A big part of the mental health space is emotive language and vocabulary. Therefore, it’s long overdue that we talk about “Blame Culture” and how much of a large part self-criticalness is at the core of the most common mental health issues. Blame is often a means of attempting to hold ourselves accountable. However, it often is excessive and leads to self-gaslighting that involves nitpicking, fault-finding, complaining, exonerating the role that mental health plays.
August 27, 2021
Nearly 93% of households with school aged children reported some form of distance learning during the Covid-19 pandemic (US Census Bureau, 2020). As children prepare to make the transition back to an in-person learning environment, which has a plethora of benefits including peer motivation, social interaction, and an overall better structured learning environment; The transition also may come with some mental health challenges including social anxiety, lack of social skills, and fear.
April 22, 2021
For those of you reading and connecting with this blog - first note - You Are Not Alone - I see you and feel with you. Infertility and pregnancy struggles can be a long and lonely journey for many. The stigma associated with infertility can also make the grief and loss that much harder, and the wide range of emotions can make it hard to process. Coupled with the fact that not many talk about it, the secrecy, shame and isolation that goes with infertility struggles can affect your mental health. My infertility struggles followed the same path as many.
April 20, 2021
The amygdala is a collection of nuclei near the base of the brain – the limbic system - where emotions are given meaning, remembered, and attached to associations, as well as responses to them (emotional memories). The amygdala is also known for its role in the processing of fear. In infants, a distress cry helps signal to caretakers to come “save” them. It toddlers, this same response may show up, or they may attempt to “flee” the danger by crawling away. Later in life, a “fight” back response might show up in anger or conflict.
March 23, 2021
Up by 5 a.m. prepping bottles, packing school lunches on your own, doing a load of laundry, responding to the teacher’s email, placing diaper bags in the car so you do not have to make three different trips because you don’t have an extra hand to help ,does any of this sound familiar? If it does, I imagine, “ you”, my lovely reader, are living the life of a single mother. It is by far the hardest, unpaid job that a woman will ever have, while it has its rewards, it is still very challenging.
February 1, 2021
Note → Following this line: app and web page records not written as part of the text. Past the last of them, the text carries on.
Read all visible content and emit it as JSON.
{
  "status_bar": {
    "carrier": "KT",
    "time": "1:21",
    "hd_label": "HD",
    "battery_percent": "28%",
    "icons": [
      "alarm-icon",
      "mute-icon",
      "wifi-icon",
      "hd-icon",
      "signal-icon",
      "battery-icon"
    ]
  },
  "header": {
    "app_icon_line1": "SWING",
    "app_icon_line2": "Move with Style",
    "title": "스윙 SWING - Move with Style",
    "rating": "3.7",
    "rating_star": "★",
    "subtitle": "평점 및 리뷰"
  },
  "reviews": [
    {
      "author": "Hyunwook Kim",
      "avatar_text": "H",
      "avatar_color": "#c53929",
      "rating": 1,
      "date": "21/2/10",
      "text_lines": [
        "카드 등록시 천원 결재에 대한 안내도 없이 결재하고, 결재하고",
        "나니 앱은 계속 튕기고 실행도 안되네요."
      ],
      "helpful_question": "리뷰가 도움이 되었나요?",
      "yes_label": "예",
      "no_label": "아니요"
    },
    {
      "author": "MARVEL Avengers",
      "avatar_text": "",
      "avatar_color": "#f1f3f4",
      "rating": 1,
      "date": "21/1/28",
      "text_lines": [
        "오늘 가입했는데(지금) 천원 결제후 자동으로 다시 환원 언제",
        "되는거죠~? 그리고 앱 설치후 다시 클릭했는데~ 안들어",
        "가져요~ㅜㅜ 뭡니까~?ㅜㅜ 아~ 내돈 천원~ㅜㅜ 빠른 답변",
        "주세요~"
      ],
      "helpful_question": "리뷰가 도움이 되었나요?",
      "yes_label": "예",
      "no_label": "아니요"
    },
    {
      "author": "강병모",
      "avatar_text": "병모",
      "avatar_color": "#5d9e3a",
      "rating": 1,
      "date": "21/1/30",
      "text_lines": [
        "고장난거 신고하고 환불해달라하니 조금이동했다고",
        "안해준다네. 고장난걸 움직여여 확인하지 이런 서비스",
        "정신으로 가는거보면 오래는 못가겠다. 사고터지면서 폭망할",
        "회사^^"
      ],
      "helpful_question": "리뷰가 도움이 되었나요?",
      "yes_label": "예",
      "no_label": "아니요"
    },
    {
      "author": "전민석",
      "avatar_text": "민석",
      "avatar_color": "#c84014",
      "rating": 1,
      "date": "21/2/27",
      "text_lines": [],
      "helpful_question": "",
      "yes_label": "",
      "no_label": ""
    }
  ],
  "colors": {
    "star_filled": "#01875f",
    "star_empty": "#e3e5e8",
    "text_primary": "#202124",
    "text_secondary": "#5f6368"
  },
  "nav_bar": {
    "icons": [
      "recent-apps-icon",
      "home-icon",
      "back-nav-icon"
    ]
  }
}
This past year has been absolutely bonkers! We’ve experienced social injustice, a Presidential election, and an invisible virus that has the ability to shift the entire world as we formally knew it. Bruised, afraid, intensely watching the news, social distancing, and wearing a mask, 2020 was a challenging and heartbreaking year for many. Typically, the beginning of a new year is the time where we reflect on our past year, re-evaluate what's important to us, and set new goals for the upcoming year. Interestingly enough, most new year's resolutions are broken within the first week of the new year.
January 22, 2021
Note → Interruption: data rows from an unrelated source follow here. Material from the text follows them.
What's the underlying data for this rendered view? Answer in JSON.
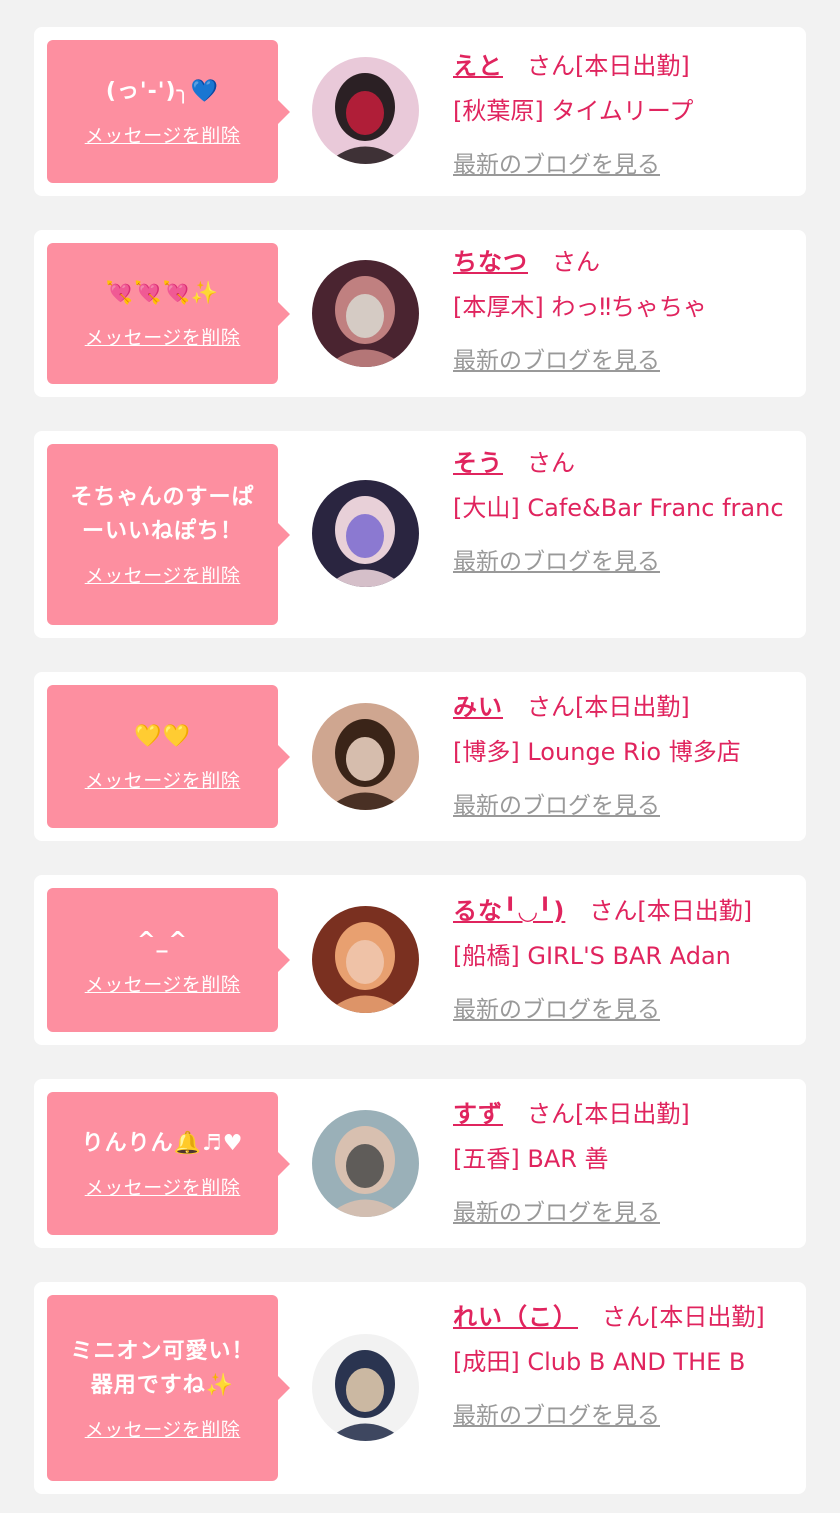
{
  "delete_label": "メッセージを削除",
  "san_label": "さん",
  "blog_label": "最新のブログを見る",
  "cards": [
    {
      "message": "(っ'-')╮💙",
      "name": "えと",
      "status": "[本日出勤]",
      "shop": "[秋葉原] タイムリープ",
      "avatar": {
        "bg": "#e9c9d9",
        "fg": "#2b2024",
        "accent": "#c81e3c",
        "icon": "cast-avatar-photo"
      }
    },
    {
      "message": "💘💘💘✨",
      "name": "ちなつ",
      "status": "",
      "shop": "[本厚木] わっ‼ちゃちゃ",
      "avatar": {
        "bg": "#4a2430",
        "fg": "#c08080",
        "accent": "#d8d8d0",
        "icon": "cast-avatar-photo"
      }
    },
    {
      "message": "そちゃんのすーぱ\nーいいねぽち！",
      "name": "そう",
      "status": "",
      "shop": "[大山] Cafe&Bar Franc franc",
      "avatar": {
        "bg": "#2a2540",
        "fg": "#e8d0d8",
        "accent": "#7a6ad0",
        "icon": "cast-avatar-photo"
      }
    },
    {
      "message": "💛💛",
      "name": "みい",
      "status": "[本日出勤]",
      "shop": "[博多] Lounge Rio 博多店",
      "avatar": {
        "bg": "#cfa690",
        "fg": "#3a2418",
        "accent": "#f2d8c8",
        "icon": "cast-avatar-photo"
      }
    },
    {
      "message": "^_^",
      "name": "るな╹◡╹)",
      "status": "[本日出勤]",
      "shop": "[船橋] GIRL'S BAR Adan",
      "avatar": {
        "bg": "#7a3020",
        "fg": "#e8a070",
        "accent": "#f0c8b0",
        "icon": "cast-avatar-photo"
      }
    },
    {
      "message": "りんりん🔔♬♥",
      "name": "すず",
      "status": "[本日出勤]",
      "shop": "[五香] BAR 善",
      "avatar": {
        "bg": "#9ab0b8",
        "fg": "#d8c0b0",
        "accent": "#4a4a4a",
        "icon": "cast-avatar-photo"
      }
    },
    {
      "message": "ミニオン可愛い！\n器用ですね✨",
      "name": "れい（こ）",
      "status": "[本日出勤]",
      "shop": "[成田] Club B AND THE B",
      "avatar": {
        "bg": "#f2f2f2",
        "fg": "#2a3450",
        "accent": "#e8d0b0",
        "icon": "cast-avatar-photo"
      }
    }
  ],
  "colors": {
    "background": "#f2f2f2",
    "card": "#ffffff",
    "bubble": "#fd8fa0",
    "accent_text": "#e0245e",
    "blog_link": "#999999"
  }
}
One of the key factors about emotional intelligence laid out by Dr. Jeanne Segal is self-awareness. Self-awareness is described by Dr. Segal as the ability “to control impulsive feelings and behaviors, manage your emotions in healthy ways, take initiative, follow through on commitments, and adapt to changing circumstances.”
October 14, 2020
With a current spotlight on police brutality amongst people of color in our country, it’s important to discuss the mental health effects these traumatic interactions can have on those affected. Police brutality has been defined as the use of excessive physical force or verbal assault and psychological intimidation by law enforcement. Excessive use of force by aggressive police officers often result in increased rates of anxiety, depression, and trauma, as well as overall lower well-being, lower self-regard, and ill health, particularly among minority populations.
September 30, 2020
My name is Brooke Cornett and I am a sophmore at Purdue University Northwest. Having dealt with ADD and ADHD in school as a child, and now studying Psych and Mental Health in college, I can offer an interesting perspective on the subject. I have had to, by trial and error, test these methods on myself growing up and now am in the position to study their effectiveness on a broader scale through the University.